Acupuncture Points Commonly Used for Anxiety related Conditions

Posted by TH Tanaka, Nov 23, 2013

Various acupuncture points have been used to treat anxiety disorders and symptoms induced by emotional stress.

Anxiety Points Located on Upper Back

According to the Nanjing, an ancient acupuncture text, the region between the scapulas is considered to be associated with emotions.  Thus, the muscles in this area are commonly tightened, among individuals with chronic anxiety disorders as well as people who have been under chronic emotional stress.

From a neuro-anatomical perspective, the area is also closely related to stress and anxiety conditions.  Thoracic spinal nerves (T2-T4) innervate to the heart as well as the muscles and skin of the intra-scapula region.  Prolonged hyper excitation of the cardiac sympathetic nerve irritates the muscles and skin in this area via the physiological mechanism called visceral-somato reflex.

Acupuncture/Acupressure Points for Anxiety

Upper back Anxiety and Stress Acupressure Points shown on acupuncture model

In general, the left side of the upper thoracic spine tends to become tighter with chronic emotional stress (tightness on the right side upper thoracic spine is commonly associated with mechanical stress, such as over usage of the computer mouse).

Other Anxiety Acupuncture Points

  • Palmer side of forearms (acupuncture points along Pericardium Channel)
  • Medial (inner) side of lower legs (acupuncture points along Liver Channel)
  • Abdominal acupuncture points around navel
  • Acupuncture points near upper cervical region (parasympathetic stimulation)
  • Acupuncture points near sacrum region (parasympathetic stimulation, especially used for emotional issues related to female hormones such as PMS and PMDD)

Important Note:

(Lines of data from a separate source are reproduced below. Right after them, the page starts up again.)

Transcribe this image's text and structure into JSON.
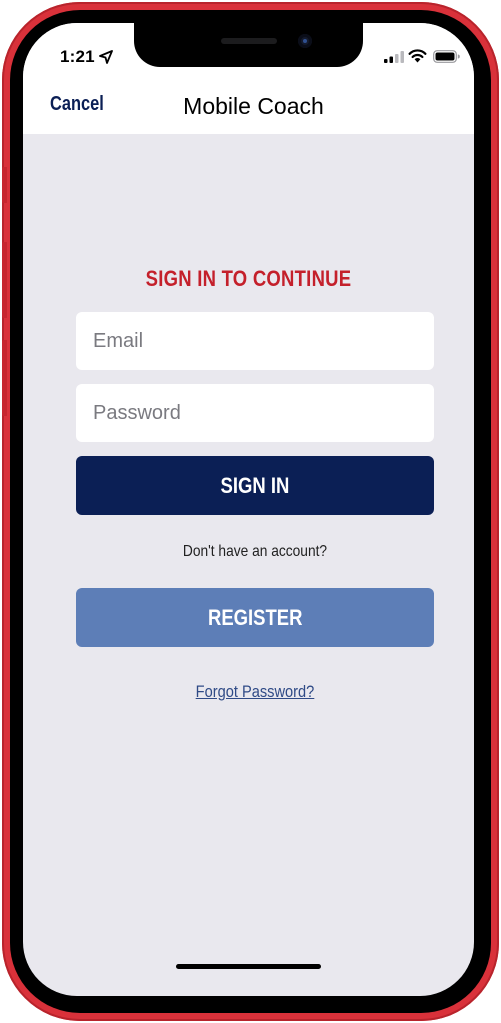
{
  "status_bar": {
    "time": "1:21",
    "icons": [
      "location-arrow-icon",
      "cellular-signal-icon",
      "wifi-icon",
      "battery-icon"
    ]
  },
  "nav": {
    "cancel_label": "Cancel",
    "title": "Mobile Coach"
  },
  "login": {
    "heading": "SIGN IN TO CONTINUE",
    "email_placeholder": "Email",
    "password_placeholder": "Password",
    "signin_label": "SIGN IN",
    "no_account_text": "Don't have an account?",
    "register_label": "REGISTER",
    "forgot_label": "Forgot Password?"
  },
  "colors": {
    "device_frame": "#d9313a",
    "heading_red": "#c4202b",
    "navy": "#0b1f55",
    "register_blue": "#5d7eb7",
    "background": "#e9e8ee"
  }
}
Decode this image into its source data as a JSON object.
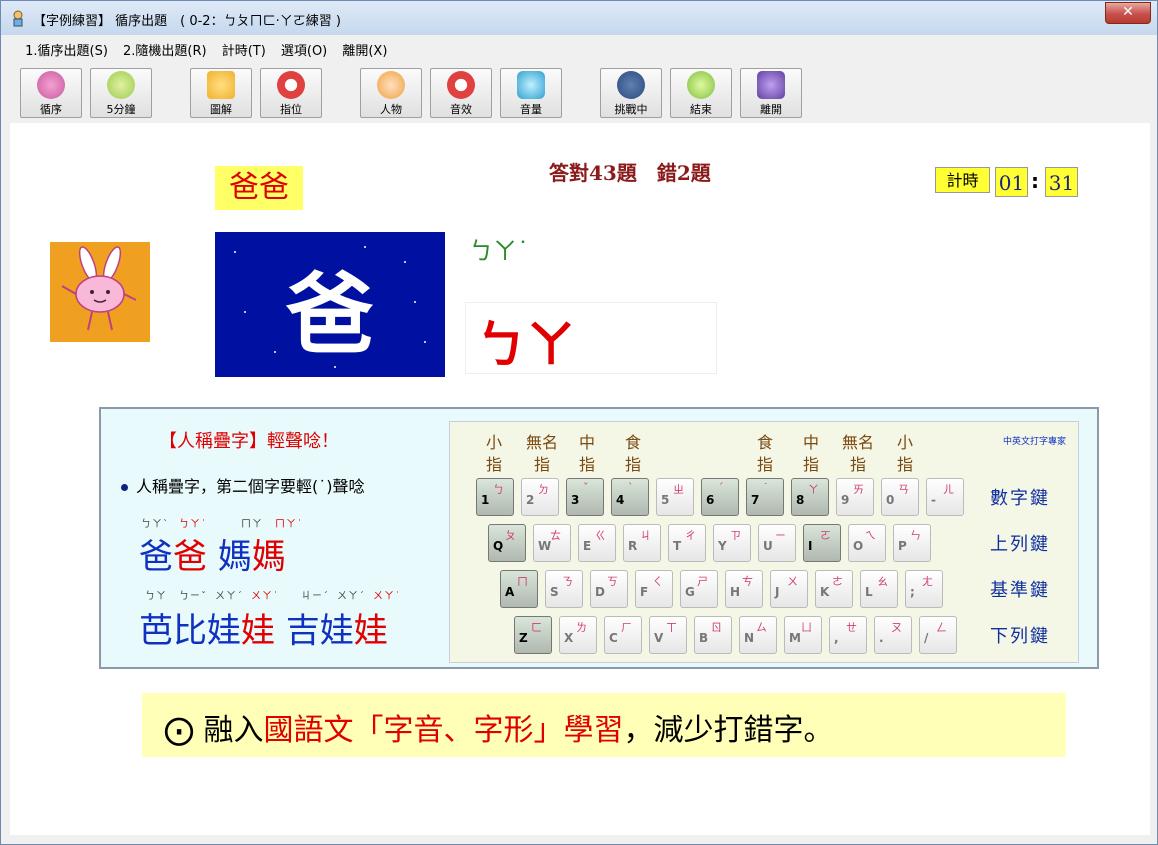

  • Many other points have been used for anxiety related symptoms beside the above mentioned points.  Experienced acupuncturists select different acupuncture points based on each patient’s presented signs and symptoms.
  • Experimental studies have demonstrated that physiological responses to a single acupuncture point can vary greatly, depending on the stimulation methods used.   In other words, simply inserting an acupuncture needle into the above mentioned “anti-anxiety point” does not necessary create a relaxation response.  One of the common physiological responses associated with relaxation is decreased heart rate which results via sympathetic beta suppression, parasympathetic activation, or both. When the point is inadequately stimulated, the heart rate could be increased via sympathetic activation, parasympathetic suppression or both as shown by some previous studies in acupuncture.